SFC Lawrence E. Morrison SSG James D. Mowris MAJ Michael L. Mundell SGT Rodney A. Murray SGT Paul T. Nakamura MSG Robb G. Needham SPC Charles L. Neeley SSG Clinton T. Newman PFC Alan H. Newton, Jr. CW2 Bryan J. Nichols SPC Allen D. Nolan SGT Joseph C. Nurre SGT Larry W. Pankey, Jr. SGT Evan S. Parker SSG Robert J. Paul SSG Ronald L. Paulsen SPC Samuel F. Pearson PFC Luis A. Perez SSG James L. Pettaway LTC Mark P. Phelan MAJ John P. Pryor SGT Jaror C. Puello-Coronado SGT Miguel A. Ramos SSG Joseph R. Ray SGT Pierre A. Raymond

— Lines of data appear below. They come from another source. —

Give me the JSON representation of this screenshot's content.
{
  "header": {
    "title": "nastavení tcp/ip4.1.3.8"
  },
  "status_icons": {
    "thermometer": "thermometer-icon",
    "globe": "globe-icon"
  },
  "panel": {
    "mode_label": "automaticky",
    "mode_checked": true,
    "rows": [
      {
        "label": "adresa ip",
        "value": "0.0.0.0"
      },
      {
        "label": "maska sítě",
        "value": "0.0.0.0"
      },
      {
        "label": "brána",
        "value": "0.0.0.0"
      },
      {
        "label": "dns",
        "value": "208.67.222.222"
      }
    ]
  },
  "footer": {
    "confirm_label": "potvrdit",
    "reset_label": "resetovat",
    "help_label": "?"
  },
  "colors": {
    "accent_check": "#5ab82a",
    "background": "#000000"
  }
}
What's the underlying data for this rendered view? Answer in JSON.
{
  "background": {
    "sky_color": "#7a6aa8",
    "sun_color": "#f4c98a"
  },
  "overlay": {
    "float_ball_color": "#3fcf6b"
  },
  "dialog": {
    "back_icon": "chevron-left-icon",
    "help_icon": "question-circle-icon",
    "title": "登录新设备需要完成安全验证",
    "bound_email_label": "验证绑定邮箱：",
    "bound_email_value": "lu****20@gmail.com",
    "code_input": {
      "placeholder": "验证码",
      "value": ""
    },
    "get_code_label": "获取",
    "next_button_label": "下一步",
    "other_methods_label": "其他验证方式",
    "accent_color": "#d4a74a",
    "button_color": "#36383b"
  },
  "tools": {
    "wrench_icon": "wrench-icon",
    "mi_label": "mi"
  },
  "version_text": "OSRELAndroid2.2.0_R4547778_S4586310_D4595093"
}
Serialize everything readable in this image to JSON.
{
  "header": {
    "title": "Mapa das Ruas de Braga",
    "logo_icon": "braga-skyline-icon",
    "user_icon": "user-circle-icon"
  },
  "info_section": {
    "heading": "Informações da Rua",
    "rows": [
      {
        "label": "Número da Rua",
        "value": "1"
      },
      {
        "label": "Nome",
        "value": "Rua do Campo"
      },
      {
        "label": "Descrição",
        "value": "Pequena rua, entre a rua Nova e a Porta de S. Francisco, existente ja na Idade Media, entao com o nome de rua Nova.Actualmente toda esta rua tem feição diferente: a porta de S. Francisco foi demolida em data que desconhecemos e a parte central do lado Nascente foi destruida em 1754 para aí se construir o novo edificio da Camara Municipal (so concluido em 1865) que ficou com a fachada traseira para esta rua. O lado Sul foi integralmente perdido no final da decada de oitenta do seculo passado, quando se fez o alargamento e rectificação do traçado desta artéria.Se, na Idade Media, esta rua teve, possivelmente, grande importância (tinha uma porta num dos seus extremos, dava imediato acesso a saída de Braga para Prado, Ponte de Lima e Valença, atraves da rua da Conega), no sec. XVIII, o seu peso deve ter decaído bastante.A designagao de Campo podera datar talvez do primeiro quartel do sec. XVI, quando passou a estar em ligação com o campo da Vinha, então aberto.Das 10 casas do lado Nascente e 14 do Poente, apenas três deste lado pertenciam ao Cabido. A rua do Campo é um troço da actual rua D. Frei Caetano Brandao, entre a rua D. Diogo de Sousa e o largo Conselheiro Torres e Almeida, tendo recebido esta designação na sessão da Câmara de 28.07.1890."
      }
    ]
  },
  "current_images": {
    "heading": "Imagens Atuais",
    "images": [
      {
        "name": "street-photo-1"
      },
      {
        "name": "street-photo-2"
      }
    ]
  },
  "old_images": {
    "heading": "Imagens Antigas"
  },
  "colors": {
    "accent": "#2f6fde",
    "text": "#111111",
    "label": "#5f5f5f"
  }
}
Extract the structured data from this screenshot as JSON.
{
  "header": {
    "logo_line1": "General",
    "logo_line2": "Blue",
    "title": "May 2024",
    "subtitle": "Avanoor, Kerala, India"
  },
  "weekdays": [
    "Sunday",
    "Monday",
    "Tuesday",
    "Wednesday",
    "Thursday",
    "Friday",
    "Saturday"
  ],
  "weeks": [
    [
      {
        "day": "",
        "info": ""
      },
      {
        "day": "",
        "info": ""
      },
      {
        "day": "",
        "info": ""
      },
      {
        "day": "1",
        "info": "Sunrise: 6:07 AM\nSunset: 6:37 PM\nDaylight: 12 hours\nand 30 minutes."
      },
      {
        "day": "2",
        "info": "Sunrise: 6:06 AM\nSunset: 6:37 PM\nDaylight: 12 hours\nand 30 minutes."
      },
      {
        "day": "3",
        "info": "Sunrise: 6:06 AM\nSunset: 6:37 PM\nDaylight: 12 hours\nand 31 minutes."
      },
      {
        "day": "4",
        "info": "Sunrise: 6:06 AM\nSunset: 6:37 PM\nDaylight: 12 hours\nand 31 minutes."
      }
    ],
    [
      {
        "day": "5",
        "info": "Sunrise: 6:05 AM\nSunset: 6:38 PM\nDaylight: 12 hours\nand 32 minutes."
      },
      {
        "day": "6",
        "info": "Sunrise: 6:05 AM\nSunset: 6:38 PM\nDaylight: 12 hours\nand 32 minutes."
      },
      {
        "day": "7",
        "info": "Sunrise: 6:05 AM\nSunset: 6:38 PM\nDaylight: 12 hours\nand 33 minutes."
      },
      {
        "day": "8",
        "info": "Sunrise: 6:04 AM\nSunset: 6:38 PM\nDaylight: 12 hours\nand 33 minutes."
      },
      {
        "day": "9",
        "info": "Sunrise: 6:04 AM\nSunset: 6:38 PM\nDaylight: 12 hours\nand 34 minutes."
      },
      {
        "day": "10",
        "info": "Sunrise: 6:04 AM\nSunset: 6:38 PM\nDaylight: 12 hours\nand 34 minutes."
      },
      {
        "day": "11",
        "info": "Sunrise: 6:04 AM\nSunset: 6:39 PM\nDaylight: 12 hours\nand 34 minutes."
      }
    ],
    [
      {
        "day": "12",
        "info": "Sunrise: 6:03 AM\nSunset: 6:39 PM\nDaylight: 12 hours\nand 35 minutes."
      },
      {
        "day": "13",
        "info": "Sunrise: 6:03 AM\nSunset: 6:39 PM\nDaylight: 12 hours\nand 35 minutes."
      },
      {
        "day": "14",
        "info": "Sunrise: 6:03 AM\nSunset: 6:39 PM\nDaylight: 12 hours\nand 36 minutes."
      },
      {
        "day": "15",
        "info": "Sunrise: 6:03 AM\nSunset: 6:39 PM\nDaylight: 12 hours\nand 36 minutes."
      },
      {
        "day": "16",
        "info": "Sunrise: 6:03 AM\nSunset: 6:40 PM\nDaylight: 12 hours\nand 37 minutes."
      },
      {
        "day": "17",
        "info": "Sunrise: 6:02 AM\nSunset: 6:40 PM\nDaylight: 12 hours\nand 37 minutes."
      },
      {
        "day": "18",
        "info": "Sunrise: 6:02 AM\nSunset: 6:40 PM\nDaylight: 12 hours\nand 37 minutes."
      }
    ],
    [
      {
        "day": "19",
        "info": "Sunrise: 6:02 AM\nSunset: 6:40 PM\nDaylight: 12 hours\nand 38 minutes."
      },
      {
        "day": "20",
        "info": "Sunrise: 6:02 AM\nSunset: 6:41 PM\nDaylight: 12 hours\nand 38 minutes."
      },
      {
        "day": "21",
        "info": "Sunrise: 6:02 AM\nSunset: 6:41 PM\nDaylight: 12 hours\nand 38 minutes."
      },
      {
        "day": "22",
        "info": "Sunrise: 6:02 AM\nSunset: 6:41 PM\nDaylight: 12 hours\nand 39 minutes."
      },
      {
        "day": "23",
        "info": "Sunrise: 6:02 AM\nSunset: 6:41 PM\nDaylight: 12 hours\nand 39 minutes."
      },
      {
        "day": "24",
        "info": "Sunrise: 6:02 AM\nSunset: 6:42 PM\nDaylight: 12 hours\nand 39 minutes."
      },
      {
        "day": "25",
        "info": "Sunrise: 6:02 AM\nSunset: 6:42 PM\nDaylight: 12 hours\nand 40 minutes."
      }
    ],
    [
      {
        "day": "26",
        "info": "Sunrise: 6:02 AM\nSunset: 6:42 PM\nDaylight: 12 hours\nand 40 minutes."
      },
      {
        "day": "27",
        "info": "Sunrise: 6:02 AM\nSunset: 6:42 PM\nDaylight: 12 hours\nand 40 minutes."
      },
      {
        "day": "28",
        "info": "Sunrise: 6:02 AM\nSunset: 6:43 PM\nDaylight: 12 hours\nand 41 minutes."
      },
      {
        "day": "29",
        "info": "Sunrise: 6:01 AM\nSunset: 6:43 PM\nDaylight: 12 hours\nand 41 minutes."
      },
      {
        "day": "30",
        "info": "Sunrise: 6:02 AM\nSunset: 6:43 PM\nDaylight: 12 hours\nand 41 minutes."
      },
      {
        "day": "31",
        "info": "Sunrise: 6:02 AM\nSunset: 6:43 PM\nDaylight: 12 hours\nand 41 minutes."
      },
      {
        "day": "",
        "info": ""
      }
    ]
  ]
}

SPC Brandon M. Read SGT Regina C. Reali SPC Ramon Reyes-Torres SGT Lawrence A. Roukey 1SG Blue C. Rowe 1SG Carlos N. Saenz SSG Cameron B. Sarno SGT Joshua A. Schmit SSG Coby G. Schwab COL Stephen K. Scott SGT Danton K. Seitsinger CPL Stephen D. Shannon SFC Michael P. Shannon LTC Anthony L. Sherman SSG Russell K. Shoemaker CPT Benjamin A. Sklaver SSG Benjamin J. Slaven LTC Albert E. Smart MAJ Charles R. Soltes, Jr. SPC Carla J. Stewart SFC Douglas C. Stone SGT Michael R. Sturdivant SGT Joshua A. Terando SGT Steve Theobald SGT Daniel J. Thompson
SGT Jarret B. Thompson SSG Frank F. Tiai SGT Tina S. Time SFC John J. Tobiason SPC Brandon Tobler SGT Nicholas A. Tomko SPC Juan M. Torres SPC Teodoro Torres SSG Nathan J. Vacho SGT Thomas E. Vandling, Jr. SGT Jose M. Velez SSG Dain T. Venne SGT Chirasak Vidhyarkorn SGT Brandon L. Wallace SGT Brad A. Wentz PFC Raymond M. Werner SPC Marc C. Whisenant SGT Cheyenne C. Willey LTC James L. Wiley SGT James Witkowski MAJ Stuart A. Wolfer LTC Thomas A. Wren CPT Darrick D. Wright SPC James C. Young
Editor Warrior-Citizen 6075 Road Building 1908, Ofc 302 Fort Belvoir, Va 22060-5231
Finding the best way to help a spouse or fellow Soldier in need just went high-tech with the Army Reserveâ€™s new app.
BATTLE BUDDY Battle Buddy gives Soldiers the tools they need to assist a spouse or buddy during a crisis, including emergency phone numbers to deal with suicide prevention, domestic abuse, sexual assault, and moreâ€”all at your fingertips. It also includes a resource library with links and information on a variety of programs and services that are available to Soldiers and their Families.
To learn more visit play.google.com/store/apps and search Battle Buddy
available NOW in the Google Play Store and the Apple App Store
Volume 59, Number 1